عَنْ عَائِشَةَ، عَلَيْهَا السَّلاَمُ قَالَتْ مَا ضَرَبَ رَسُولُ اللَّهِ صلى الله عليه وسلم خَادِمًا وَلاَ امْرَأَةً قَطُّ

Now, do these same anti-Muslim bloggers know (or care) that Christian sources record that Joseph married the Virgin Mary when he was 90 and she was 12? Probably not.

A year after his wife’s death, as the priests announced through Judea that they wished to find in the tribe of Juda a respectable man to espouse Mary, then twelve to fourteen years of age. Joseph, who was at the time ninety years old, went up to Jerusalem among the candidates…

[Catholic Encyclopedia, St. Joseph]

Will these same anti-Muslim keyboard warriors accuse Joseph of being a pedophile and Christianity of being a religion of pedophilia? Not likely. So what is at play here? As George Readings observed, “This attempt to aggressively apply a modern British definition of pedophilia to seventh century Arabia strikes me as a sign of severe anthropological illiteracy…”

Anthropological illiteracy indeed! But who has time for troublesome scientific principles and scholarly analysis if you rely on “closed information systems based on pretend information” and your anti-Muslim canards fit so neatly into your supremacist ideological view of the world?

Note: This article is part of our “What if they were Muslim?” series. In this series, we examine the double standards used by anti-Muslim activists when discussing religious extremism in Islam as compared to other religions. We reject using extremists of any religion to justify prejudice, stereotypes, and hostility towards all members of that religion. Period.

 

Catalonia: Veil Ban Motion Defeated

Posted in Anti-Loons, Loon-at-large with tags , , , , , on July 2, 2010 by loonwatch

Veil Ban Motion Defeated (via. Islamophobia-Watch)

Catalonia’s parliament rejected Thursday a move to ban the wearing of the Islamic burqa in public places across the Spanish region after reversing an initial vote.

A resolution moved by conservatives and centre-right nationalists was passed, but opponents said there had been a technical error and some absentees at the moment of the vote.

After the session was suspended, the parliamentary speaker ordered the vote to be put again, prompting a walk-out by the motion’s supporters and a victory for its left-wing opponents.

The motion would have called on the government of the northeastern region to ban the Islamic women’s garment which conceals all but the eyes, in the street as well as in public buildings.

Right-wing deputy Rafael Lopez said it was a question of values, of voicing opposition to clothing which he said kept women in a “degrading prison.”

AFP, 1 July 2010

 

Spain: Lerida Bans the Face Veil

Posted in Loon Politics with tags , , , , , , , on June 1, 2010 by loonwatch

I can foresee the day when every country in Europe imposes a ban on the face veil.

Lerida Bans Face Veil (via.

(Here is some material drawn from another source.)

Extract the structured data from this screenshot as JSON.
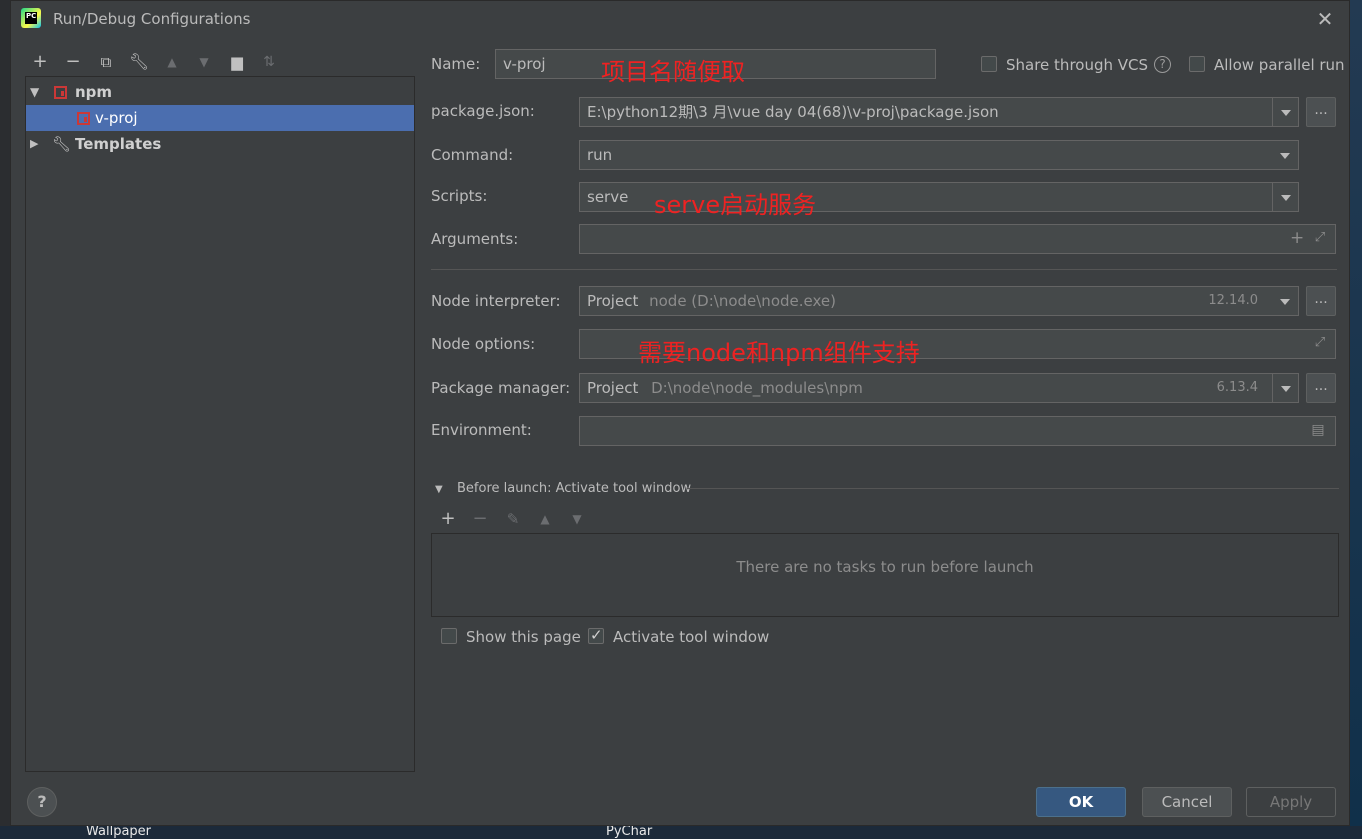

Islamophobia-Watch)

The town council voted to prohibit the “use of the veil and other clothes and accessories which cover the face and prevent identification in buildings and installations of the town hall.”

The vote, by 23 to one with two abstentions, is the first of its kind in Spain, a country where Islamic veils and the body-covering burqas are little in evidence despite a large Muslim population.

The move is aimed at promoting “respect for the dignity of women and values of equality and tolerance,” the town hall said in a statement.

The Islamic veil has sparked intense debate in many European countries, with Belgian deputies last month backing a draft law banning the garment in all public places, including on the streets, in a first for Europe.

France’s cabinet has also approved a draft law to ban the full-face veil from public spaces, opening the way for the text to go before parliament in July.

The issue is a relatively new one for Spain, an overwhelmingly Roman Catholic country which has seen the number of immigrants living within its borders soar from around half a million in 1996 to 5.6 million last year, out of a total population of 46 million people.

Moroccans make up one of the largest immigrant communities.